[WHAT THE TASK REQUIRES]: Report every line in the listing that contains the string "https".

[STUDY MATERIAL]:
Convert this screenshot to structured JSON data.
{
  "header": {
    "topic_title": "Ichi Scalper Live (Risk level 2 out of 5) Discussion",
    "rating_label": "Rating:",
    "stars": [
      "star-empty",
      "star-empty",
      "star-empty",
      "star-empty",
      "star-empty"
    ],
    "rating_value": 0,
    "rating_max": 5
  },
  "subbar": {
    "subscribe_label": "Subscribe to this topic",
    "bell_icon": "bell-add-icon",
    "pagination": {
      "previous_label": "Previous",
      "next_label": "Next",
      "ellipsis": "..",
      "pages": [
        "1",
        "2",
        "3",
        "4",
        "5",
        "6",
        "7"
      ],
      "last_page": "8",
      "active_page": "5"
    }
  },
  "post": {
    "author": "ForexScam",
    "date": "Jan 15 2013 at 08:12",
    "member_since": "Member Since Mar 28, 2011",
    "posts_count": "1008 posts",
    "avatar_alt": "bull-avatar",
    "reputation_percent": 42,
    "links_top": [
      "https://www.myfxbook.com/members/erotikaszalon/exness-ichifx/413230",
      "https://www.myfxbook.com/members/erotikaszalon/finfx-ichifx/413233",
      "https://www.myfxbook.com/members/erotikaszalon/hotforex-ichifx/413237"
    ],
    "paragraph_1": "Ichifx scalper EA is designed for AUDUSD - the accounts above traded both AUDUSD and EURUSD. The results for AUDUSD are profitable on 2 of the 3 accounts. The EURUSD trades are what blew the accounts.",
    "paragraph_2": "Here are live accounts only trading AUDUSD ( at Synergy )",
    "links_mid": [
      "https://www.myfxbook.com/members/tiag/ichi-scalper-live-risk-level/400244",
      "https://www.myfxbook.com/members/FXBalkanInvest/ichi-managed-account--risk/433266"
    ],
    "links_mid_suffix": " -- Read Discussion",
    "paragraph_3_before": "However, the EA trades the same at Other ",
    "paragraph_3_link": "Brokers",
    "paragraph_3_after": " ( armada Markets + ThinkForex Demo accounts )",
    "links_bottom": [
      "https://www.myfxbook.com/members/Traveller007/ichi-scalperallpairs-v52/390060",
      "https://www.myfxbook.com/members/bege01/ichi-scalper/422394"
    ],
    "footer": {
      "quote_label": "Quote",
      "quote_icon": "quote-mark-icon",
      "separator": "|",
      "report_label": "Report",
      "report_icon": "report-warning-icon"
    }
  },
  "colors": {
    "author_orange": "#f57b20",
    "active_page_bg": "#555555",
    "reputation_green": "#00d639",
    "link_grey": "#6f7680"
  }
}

[ANSWER BOX]:
      "https://www.myfxbook.com/members/erotikaszalon/exness-ichifx/413230",
      "https://www.myfxbook.com/members/erotikaszalon/finfx-ichifx/413233",
      "https://www.myfxbook.com/members/erotikaszalon/hotforex-ichifx/413237"
      "https://www.myfxbook.com/members/tiag/ichi-scalper-live-risk-level/400244",
      "https://www.myfxbook.com/members/FXBalkanInvest/ichi-managed-account--risk/433266"
      "https://www.myfxbook.com/members/Traveller007/ichi-scalperallpairs-v52/390060",
      "https://www.myfxbook.com/members/bege01/ichi-scalper/422394"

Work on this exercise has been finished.